She continued talking:
“He comes at this time, and unless I get some lights on, he will take me. He’s tried before.”
At that point I was completely confused and unsure of how to respond, so I replied, “Sandy, like I said before, I’m sure the lights will be back on soon. Just go home and wait it out.”
She began crying again.
“As soon as I step into the darkness again, I won’t ever be able to come out. And when he’s done with me, he’ll be after you. He’s seen you now.”
She laughed a little, the way those who feel exhausted from crying often do.
I stepped closer to the door again, and slowly pulled the corner of the blinds away. I had to see for myself if there really was a woman out there and I wasn’t just going crazy. Just then a bolt of lightening came across the sky, lighting up everything in my immediate view. To my horror, there was nobody standing on the other side of the door. My porch was completely empty.
It wasn’t until well into the next morning that I felt any sense of calm, and decided I would go looking into the history of the house.
After a week or so of searching online and asking around with the locals, I found out the most disturbing information.

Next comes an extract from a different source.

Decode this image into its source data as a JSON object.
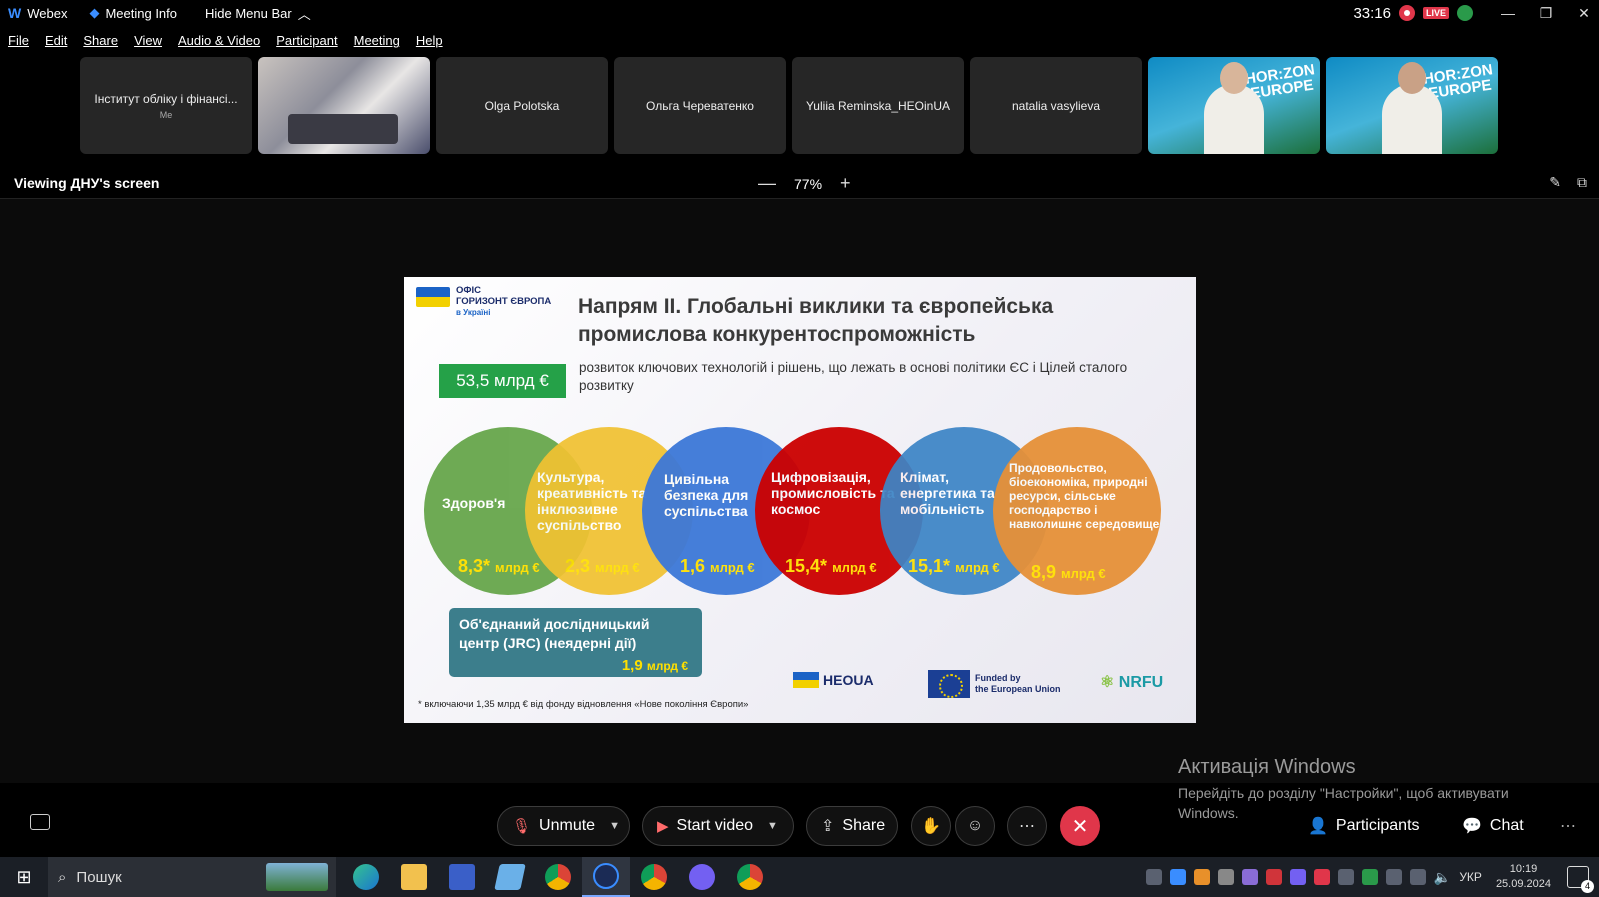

About three years earlier, a woman named Sandy Carmichael lived in the home below me. Given the fact that rumors spread like wild-fire, I’m not sure how much information was the truth, but apparently she began telling her closest friends and relatives that a being was living inside her home, and came to her around the same time every morning. Apparently this being had attacked her when she was standing in her kitchen (which lead to the broken window), although as soon as she turned on the light, it went away. Long story short, she continued turning on the lights, at the same time, every night in order to keep this being away (Why she hadn’t just moved is beyond me, although I’m sure her story would be the same for every other person who chooses to stay in an alleged haunted house: it was her home).
The story continued that after about six months (again, this is hearsay), her doctor prescribed her a sedative, and finally one night she slept through the 3:30 AM mark and never woke up. Her death was said to be a suicide, but some have come to believe whatever Sandy babbled on about may have been responsible.
I couldn’t help but think of the night of the thunderstorm with utter terror, and am quite convinced the ghost of Sandy Carmichael visited me. One may ask why I believe this, especially those who are skeptical of the supernatural, but Sandy Charmichael said that whatever was terrorizing her was going to start terrorizing me.
The lights haven’t appeared in the home below me since that night, although this hasn’t done anything to calm my fears. I’ve started to hear strange noises in my home, and I’m worried things will escalate. I’ve debated whether or not to turn on the lights in my own home at 3:30 AM, although doing so would be admitting for sure that I thought something unnatural was in my house, and I’m not quite ready to do that.
There’s another thunder storm going on right now, however, and I’ve made sure to have plenty of candles and a flashlight just in case. I keep telling myself that all rational human beings carry extra candles and flashlights in thunderstorms and that I’m not admitting anything, but the lights have already begun to flicker. Every time they do, my stomach turns over.
It’s 3:04 AM. I’m hoping the power stays on.
Credit To – Aja